### What to work on:
What is needed is an exact copy of the lines from the one containing "What data populates" through the last line of the records below, with no pictures.

*** Opening Input data ***

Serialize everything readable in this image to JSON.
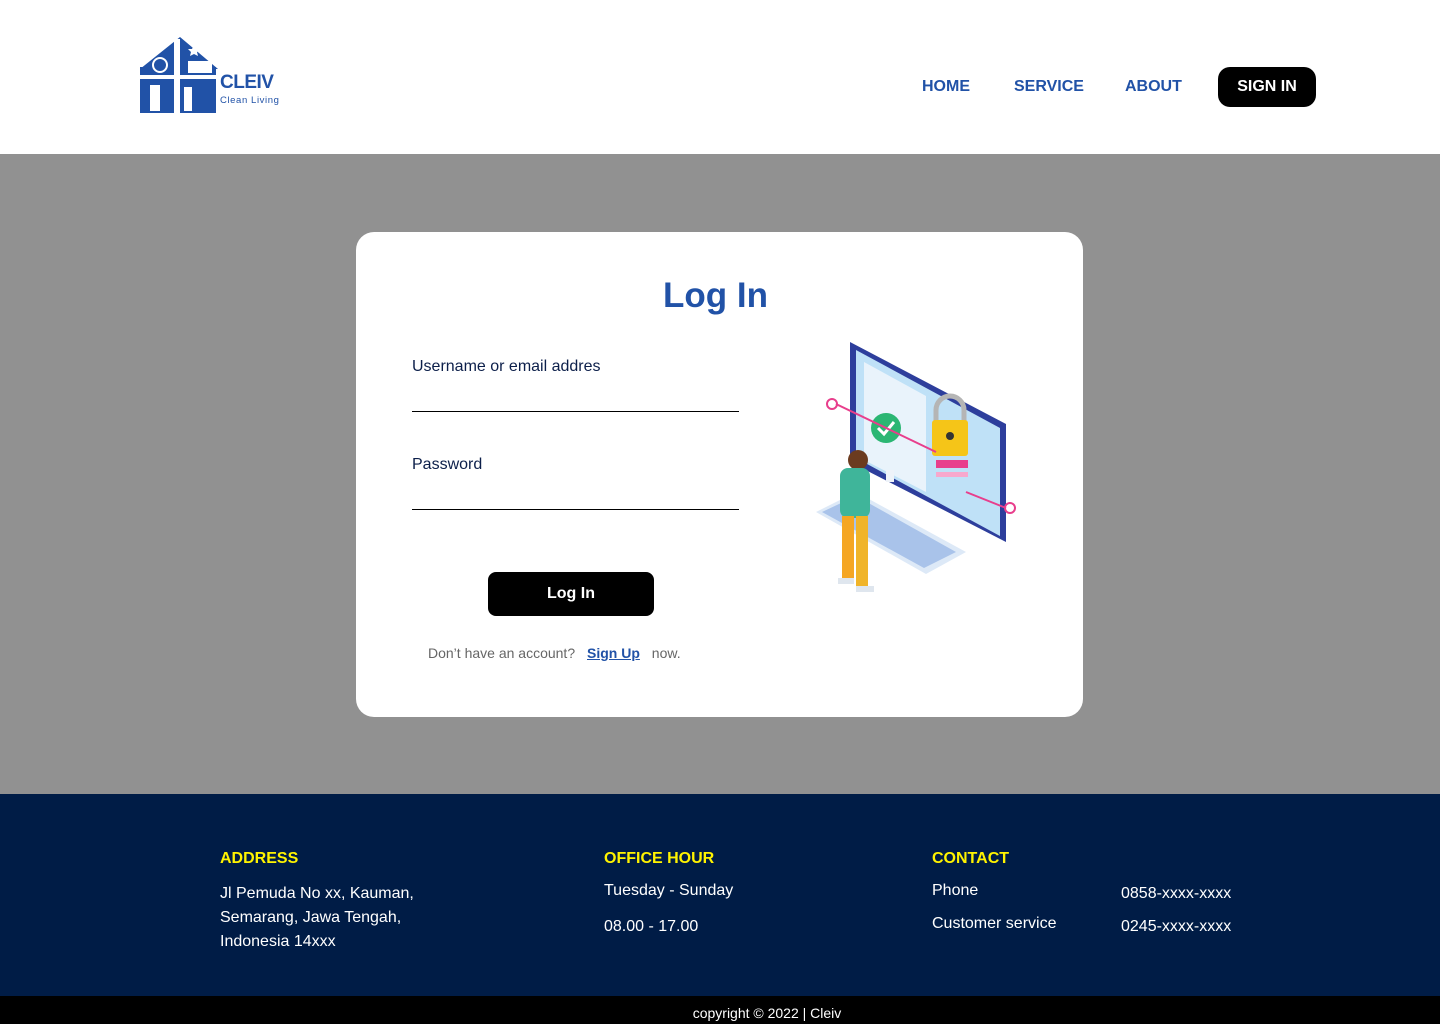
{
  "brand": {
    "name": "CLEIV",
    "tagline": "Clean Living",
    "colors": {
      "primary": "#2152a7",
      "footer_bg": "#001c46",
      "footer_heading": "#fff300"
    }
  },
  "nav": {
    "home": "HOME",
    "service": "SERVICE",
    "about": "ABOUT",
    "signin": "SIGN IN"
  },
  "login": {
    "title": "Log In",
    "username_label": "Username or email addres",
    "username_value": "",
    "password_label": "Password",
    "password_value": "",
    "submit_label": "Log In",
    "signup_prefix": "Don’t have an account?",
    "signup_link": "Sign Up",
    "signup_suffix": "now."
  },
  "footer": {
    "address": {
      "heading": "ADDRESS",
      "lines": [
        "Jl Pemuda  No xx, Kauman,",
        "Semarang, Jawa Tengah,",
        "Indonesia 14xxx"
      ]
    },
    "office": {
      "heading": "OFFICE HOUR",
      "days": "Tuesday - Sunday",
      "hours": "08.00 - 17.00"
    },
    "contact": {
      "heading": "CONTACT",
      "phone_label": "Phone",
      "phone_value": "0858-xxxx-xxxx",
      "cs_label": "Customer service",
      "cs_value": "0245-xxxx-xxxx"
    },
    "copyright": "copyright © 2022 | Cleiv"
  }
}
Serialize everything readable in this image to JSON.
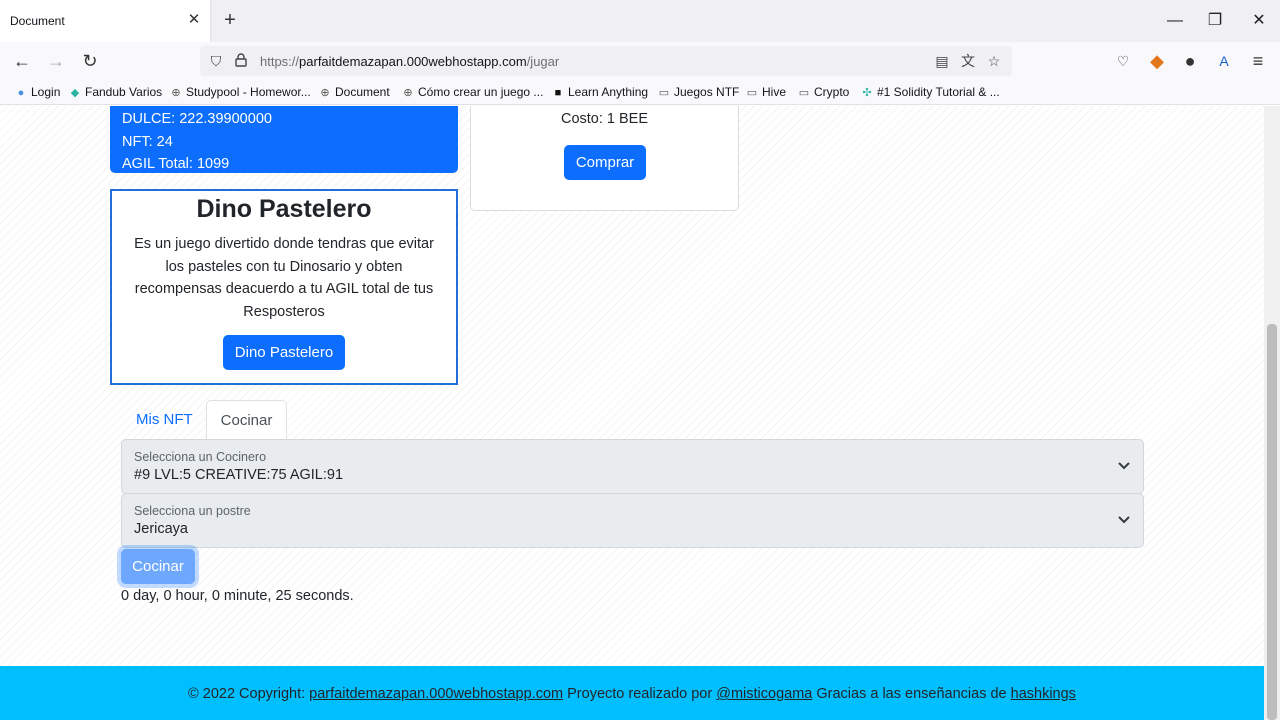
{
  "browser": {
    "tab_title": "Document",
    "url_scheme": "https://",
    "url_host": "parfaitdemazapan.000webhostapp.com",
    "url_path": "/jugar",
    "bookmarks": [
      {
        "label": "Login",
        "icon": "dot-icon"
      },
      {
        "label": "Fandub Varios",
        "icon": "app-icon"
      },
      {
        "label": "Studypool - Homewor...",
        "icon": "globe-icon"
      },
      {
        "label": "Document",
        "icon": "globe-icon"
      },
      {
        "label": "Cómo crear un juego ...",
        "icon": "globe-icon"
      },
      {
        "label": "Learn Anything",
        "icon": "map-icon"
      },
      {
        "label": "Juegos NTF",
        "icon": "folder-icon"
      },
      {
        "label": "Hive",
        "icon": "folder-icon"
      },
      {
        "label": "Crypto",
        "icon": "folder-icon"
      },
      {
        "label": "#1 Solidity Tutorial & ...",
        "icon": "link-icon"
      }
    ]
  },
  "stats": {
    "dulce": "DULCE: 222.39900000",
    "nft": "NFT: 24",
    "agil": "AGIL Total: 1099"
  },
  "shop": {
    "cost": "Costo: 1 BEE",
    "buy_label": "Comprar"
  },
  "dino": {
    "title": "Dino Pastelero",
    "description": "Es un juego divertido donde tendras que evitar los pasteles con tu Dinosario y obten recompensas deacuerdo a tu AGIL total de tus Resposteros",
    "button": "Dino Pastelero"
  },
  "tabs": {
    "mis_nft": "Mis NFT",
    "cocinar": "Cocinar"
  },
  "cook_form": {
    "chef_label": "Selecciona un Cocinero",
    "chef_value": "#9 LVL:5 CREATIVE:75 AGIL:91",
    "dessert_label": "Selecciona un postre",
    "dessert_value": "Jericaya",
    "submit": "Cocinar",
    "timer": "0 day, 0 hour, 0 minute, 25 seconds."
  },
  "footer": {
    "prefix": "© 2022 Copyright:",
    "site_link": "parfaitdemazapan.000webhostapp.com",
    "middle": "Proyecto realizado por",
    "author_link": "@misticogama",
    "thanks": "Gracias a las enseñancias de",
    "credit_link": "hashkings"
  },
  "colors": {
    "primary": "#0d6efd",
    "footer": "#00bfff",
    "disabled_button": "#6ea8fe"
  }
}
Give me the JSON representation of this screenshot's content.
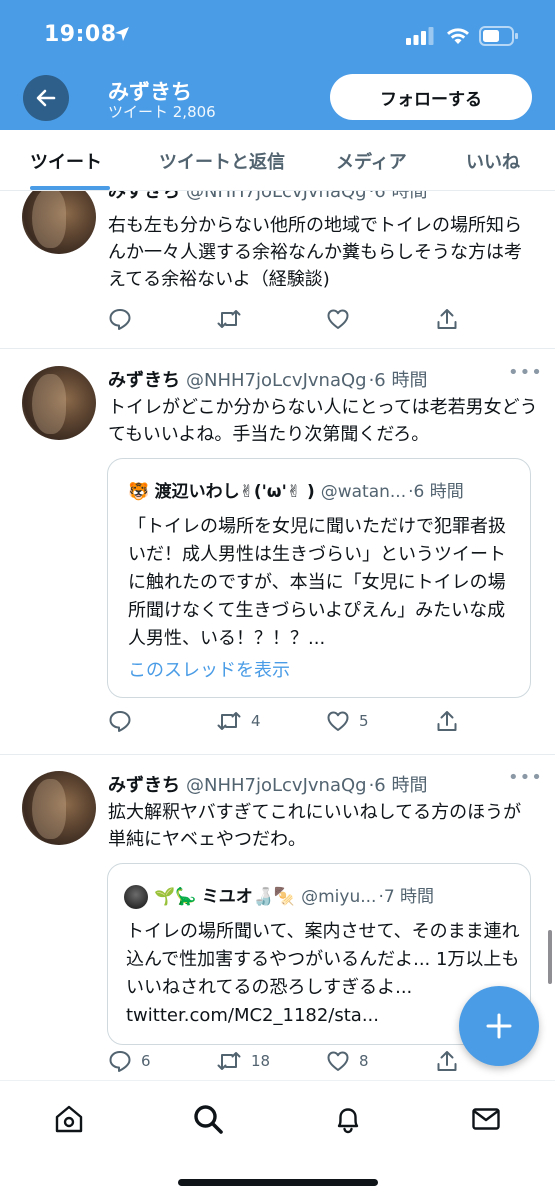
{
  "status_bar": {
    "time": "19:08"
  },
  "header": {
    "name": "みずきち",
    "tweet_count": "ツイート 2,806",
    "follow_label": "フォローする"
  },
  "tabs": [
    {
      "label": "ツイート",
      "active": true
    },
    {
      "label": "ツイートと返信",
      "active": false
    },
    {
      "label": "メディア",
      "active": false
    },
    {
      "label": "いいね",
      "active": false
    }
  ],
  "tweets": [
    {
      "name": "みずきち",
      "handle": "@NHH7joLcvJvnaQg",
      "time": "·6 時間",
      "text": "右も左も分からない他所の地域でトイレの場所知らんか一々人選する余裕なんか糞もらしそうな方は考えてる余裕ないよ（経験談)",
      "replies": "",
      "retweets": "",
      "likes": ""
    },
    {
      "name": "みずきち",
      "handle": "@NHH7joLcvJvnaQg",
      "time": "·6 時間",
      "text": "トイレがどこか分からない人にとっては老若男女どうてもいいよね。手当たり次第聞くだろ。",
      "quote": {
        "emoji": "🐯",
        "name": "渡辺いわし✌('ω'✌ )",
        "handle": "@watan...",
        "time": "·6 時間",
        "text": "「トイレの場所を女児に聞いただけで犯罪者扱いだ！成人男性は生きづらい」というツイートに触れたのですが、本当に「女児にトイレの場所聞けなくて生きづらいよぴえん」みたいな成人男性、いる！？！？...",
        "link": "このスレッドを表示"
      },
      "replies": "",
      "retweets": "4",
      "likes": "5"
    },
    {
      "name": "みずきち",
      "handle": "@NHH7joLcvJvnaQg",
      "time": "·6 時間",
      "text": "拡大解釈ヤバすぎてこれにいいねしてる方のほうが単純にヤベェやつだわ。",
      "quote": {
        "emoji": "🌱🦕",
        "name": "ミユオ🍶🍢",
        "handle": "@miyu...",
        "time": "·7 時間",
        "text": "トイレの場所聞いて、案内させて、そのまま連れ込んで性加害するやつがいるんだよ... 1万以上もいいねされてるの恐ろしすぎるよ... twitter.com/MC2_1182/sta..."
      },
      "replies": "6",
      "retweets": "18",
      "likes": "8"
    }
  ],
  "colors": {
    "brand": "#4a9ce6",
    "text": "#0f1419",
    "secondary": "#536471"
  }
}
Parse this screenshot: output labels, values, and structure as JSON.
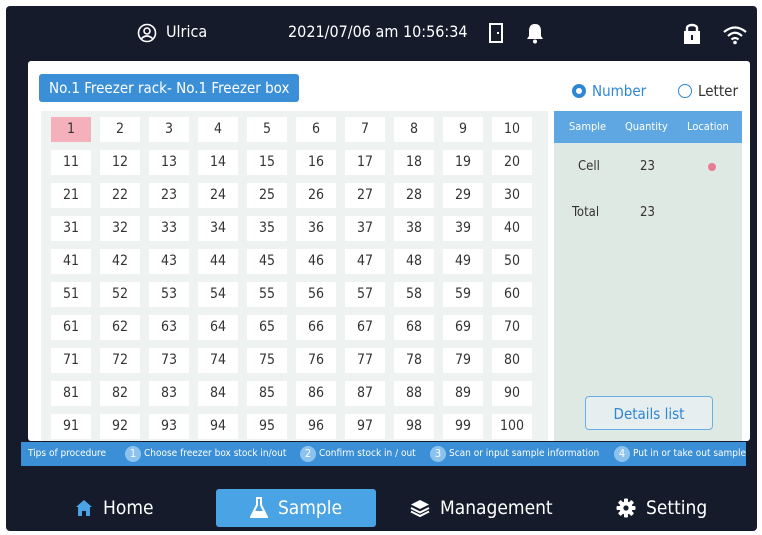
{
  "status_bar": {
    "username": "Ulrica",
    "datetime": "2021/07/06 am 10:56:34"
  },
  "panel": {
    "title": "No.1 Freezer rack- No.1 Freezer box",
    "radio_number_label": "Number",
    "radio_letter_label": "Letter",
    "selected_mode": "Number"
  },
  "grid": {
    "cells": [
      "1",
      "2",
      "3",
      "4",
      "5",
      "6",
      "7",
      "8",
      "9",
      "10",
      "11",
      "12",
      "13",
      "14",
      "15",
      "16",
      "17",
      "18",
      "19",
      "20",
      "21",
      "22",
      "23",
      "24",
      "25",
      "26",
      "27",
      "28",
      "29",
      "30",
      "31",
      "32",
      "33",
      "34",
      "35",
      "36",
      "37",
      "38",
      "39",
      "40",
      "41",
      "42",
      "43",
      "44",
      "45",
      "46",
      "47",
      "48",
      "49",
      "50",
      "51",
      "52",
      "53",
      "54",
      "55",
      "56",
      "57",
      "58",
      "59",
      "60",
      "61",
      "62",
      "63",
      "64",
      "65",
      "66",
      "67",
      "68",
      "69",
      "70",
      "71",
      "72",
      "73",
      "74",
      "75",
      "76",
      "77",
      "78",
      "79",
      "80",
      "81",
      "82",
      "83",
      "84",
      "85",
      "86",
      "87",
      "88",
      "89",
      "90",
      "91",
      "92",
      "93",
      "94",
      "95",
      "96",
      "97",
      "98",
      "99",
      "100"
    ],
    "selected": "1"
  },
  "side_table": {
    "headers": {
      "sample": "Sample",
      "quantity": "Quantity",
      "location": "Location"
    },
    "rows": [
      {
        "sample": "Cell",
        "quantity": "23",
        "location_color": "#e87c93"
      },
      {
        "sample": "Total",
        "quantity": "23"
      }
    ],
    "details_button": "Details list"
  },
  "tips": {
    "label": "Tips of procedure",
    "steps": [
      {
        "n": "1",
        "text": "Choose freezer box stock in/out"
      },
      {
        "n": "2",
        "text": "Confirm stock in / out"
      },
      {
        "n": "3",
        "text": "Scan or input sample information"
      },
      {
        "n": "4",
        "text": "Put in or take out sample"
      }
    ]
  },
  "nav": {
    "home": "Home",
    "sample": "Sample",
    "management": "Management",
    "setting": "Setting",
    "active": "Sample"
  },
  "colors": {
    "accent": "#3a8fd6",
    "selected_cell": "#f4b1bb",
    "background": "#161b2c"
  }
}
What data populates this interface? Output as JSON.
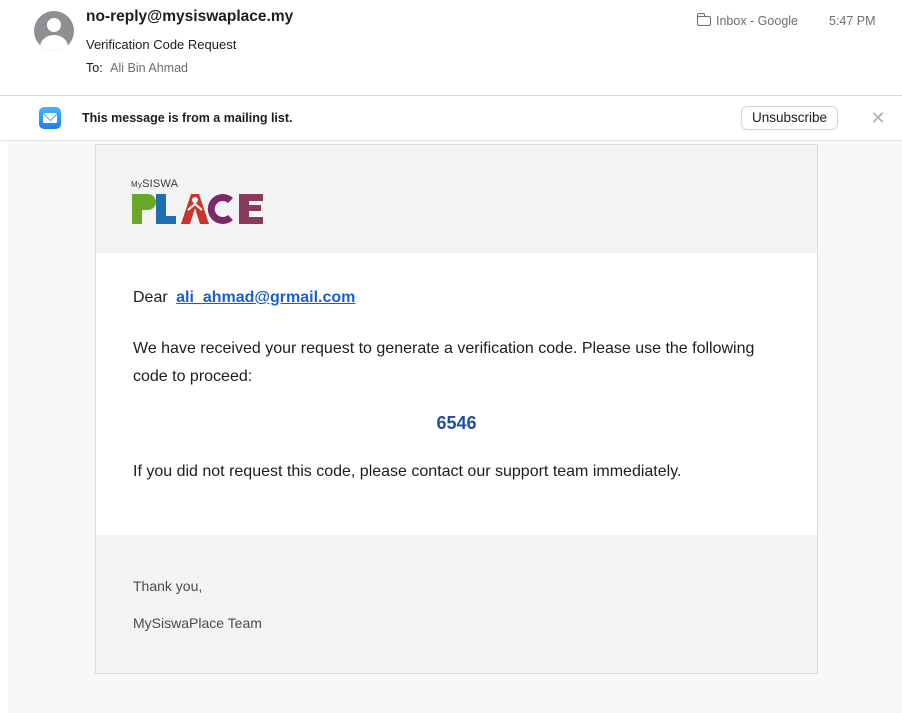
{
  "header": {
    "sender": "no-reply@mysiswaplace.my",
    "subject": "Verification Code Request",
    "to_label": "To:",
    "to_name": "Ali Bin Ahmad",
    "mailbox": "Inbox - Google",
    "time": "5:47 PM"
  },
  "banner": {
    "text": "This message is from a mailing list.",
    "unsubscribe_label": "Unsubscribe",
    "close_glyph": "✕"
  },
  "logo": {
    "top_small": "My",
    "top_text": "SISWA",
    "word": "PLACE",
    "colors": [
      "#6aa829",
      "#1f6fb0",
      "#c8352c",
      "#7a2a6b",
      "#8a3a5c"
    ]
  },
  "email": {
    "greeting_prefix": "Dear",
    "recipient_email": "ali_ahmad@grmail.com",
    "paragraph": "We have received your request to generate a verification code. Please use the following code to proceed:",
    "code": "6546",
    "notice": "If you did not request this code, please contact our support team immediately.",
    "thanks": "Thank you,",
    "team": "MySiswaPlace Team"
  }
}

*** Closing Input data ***

### Task response:
What data populates this interface? Output as JSON.
{
  "header": {
    "sender": "no-reply@mysiswaplace.my",
    "subject": "Verification Code Request",
    "to_label": "To:",
    "to_name": "Ali Bin Ahmad",
    "mailbox": "Inbox - Google",
    "time": "5:47 PM"
  },
  "banner": {
    "text": "This message is from a mailing list.",
    "unsubscribe_label": "Unsubscribe",
    "close_glyph": "✕"
  },
  "logo": {
    "top_small": "My",
    "top_text": "SISWA",
    "word": "PLACE",
    "colors": [
      "#6aa829",
      "#1f6fb0",
      "#c8352c",
      "#7a2a6b",
      "#8a3a5c"
    ]
  },
  "email": {
    "greeting_prefix": "Dear",
    "recipient_email": "ali_ahmad@grmail.com",
    "paragraph": "We have received your request to generate a verification code. Please use the following code to proceed:",
    "code": "6546",
    "notice": "If you did not request this code, please contact our support team immediately.",
    "thanks": "Thank you,",
    "team": "MySiswaPlace Team"
  }
}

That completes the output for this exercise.